What you need to do: After counting the lines below that hold the word "Colorado", reply with the count and nothing else.

Record excerpts:
━━━━━━━━━━
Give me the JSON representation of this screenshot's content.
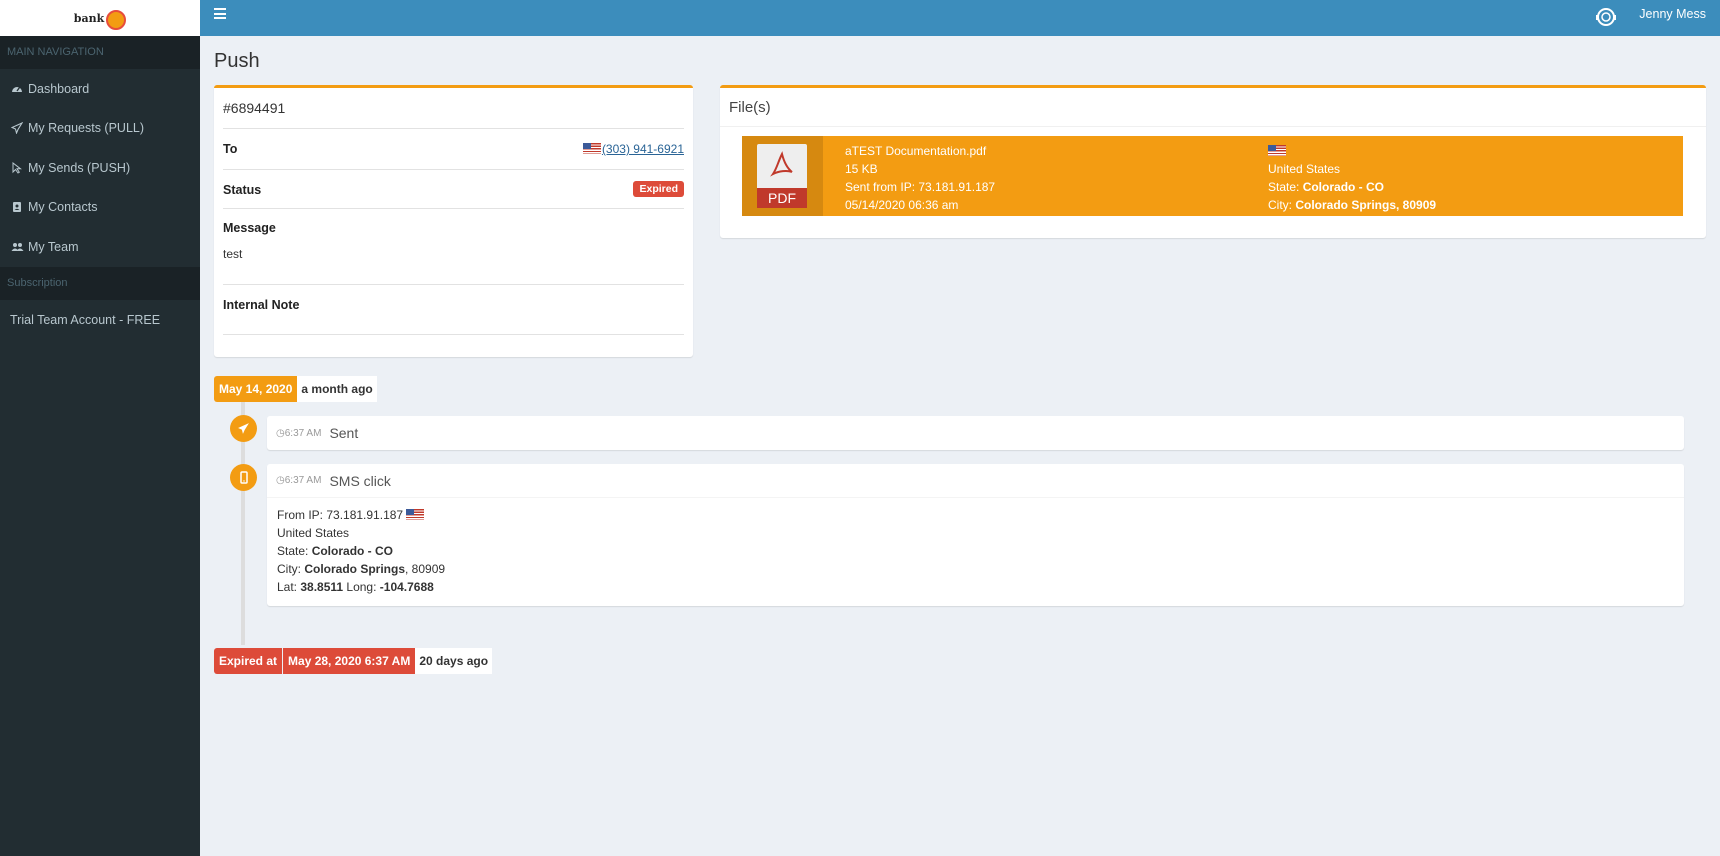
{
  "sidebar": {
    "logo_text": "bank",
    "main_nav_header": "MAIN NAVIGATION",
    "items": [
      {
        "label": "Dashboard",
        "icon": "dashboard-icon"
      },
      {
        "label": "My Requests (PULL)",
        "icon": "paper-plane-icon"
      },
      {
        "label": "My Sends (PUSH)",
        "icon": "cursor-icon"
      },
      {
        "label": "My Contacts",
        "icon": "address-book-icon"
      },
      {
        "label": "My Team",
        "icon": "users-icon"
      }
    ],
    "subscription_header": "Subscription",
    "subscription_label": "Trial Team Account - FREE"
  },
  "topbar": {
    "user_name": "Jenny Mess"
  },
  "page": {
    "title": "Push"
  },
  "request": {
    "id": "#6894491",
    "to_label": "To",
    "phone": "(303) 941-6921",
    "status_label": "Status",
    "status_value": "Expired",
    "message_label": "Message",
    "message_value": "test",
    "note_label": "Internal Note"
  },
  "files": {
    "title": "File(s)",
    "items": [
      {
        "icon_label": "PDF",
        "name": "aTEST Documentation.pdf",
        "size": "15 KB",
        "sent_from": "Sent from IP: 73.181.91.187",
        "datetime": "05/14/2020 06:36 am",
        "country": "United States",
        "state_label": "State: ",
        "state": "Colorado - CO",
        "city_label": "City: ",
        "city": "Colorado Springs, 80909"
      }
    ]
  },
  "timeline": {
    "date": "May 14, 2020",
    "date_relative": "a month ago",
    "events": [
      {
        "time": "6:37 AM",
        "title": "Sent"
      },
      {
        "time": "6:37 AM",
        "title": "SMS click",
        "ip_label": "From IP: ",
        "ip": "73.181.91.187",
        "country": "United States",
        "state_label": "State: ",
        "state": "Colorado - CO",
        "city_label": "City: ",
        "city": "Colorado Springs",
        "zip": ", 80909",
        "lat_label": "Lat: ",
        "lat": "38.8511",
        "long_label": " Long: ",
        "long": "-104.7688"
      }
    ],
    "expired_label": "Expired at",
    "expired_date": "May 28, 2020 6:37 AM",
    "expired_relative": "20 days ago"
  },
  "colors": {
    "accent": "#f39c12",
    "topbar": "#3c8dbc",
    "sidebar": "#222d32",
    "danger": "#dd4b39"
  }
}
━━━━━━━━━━
Result below: 4